LANE: Yeah, some of the food’s not so bad, and then my cousins were actually pretty interesting, and the best part, Korea is bootleg heaven. I totally scored in Seoul. Elvis Costello at the Marquee in 1978. A barely coherent Nico doing Doors songs in 1974, and even more barely coherent, Iggy Pop doing David Bowie songs naked in 1981.
I think the Elvis Costello reference contains a mistake, but whether by a jet-lagged Lane or the scriptwriter (Daniel Palladino) is unclear. Costello did not perform at The Marquee in London in 1978, and I’m pretty sure Lane means Live at the El Mocambo, a live album recorded in March 1978 from a live radio broadcast at the El Mocambo club in Toronto. It was heavily bootlegged, and only made legally available in 1993 as part of a box-set; the album was released as a mainstream issue in 2009.
The Nico album that Lane refers to is The End …, Nico’s fourth studio album which was released in 1974, her fifth collaboration with John Cale from The Velvet Underground. It was her first album since the death of her former lover Jim Morrison from The Doors, previously discussed, and one song You Forget to Answer, describes her misery when she was unable to get Morrison on the phone, only to learn later he had died. She also performs a cover of The Doors song The End. The album received some very positive reviews, but was commercially unsuccessful.

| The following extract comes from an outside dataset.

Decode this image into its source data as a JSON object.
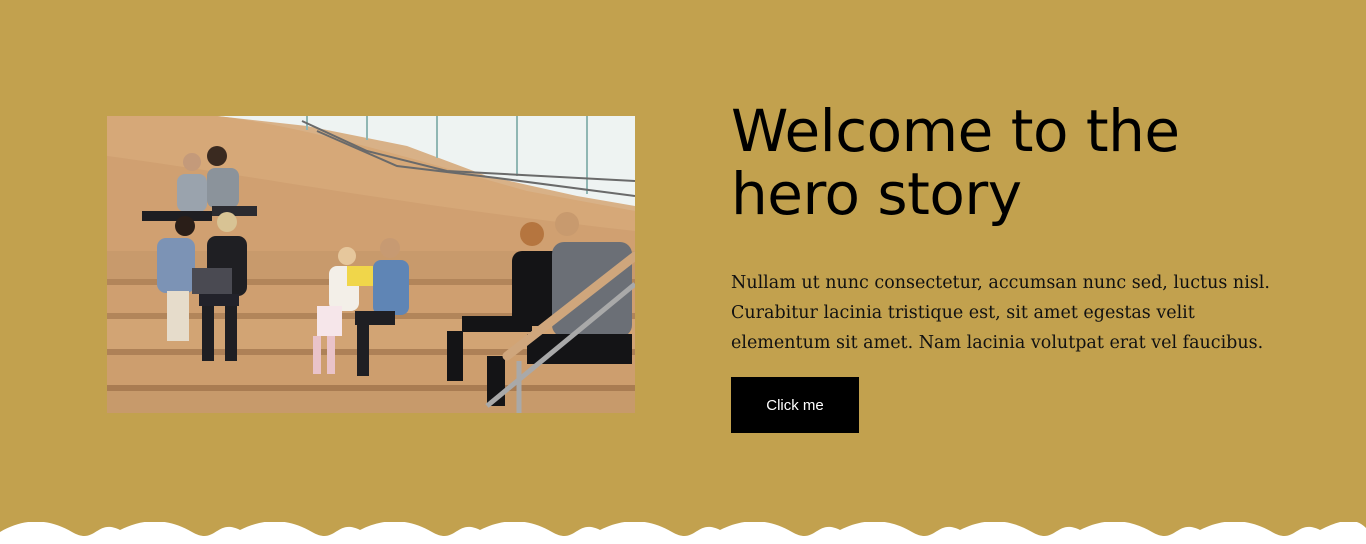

I think the Iggy Pop album Lane refers to is Nude & Rude, a 1996 compilation album. One of the songs on it is China Girl, written by David Bowie and Iggy Pop, and first appearing on Iggy Pop’s 1977 debut solo album The Idiot. It became far better known when David Bowie recorded it for his commercially successful album Let’s Dance in 1983, which went to #10 in the US and #2 in the UK. So Lane is only partially correct that he’s performing a David Bowie song – they both wrote it, and Iggy Pop recorded it first. She also may have taken the album’s title a little too literally.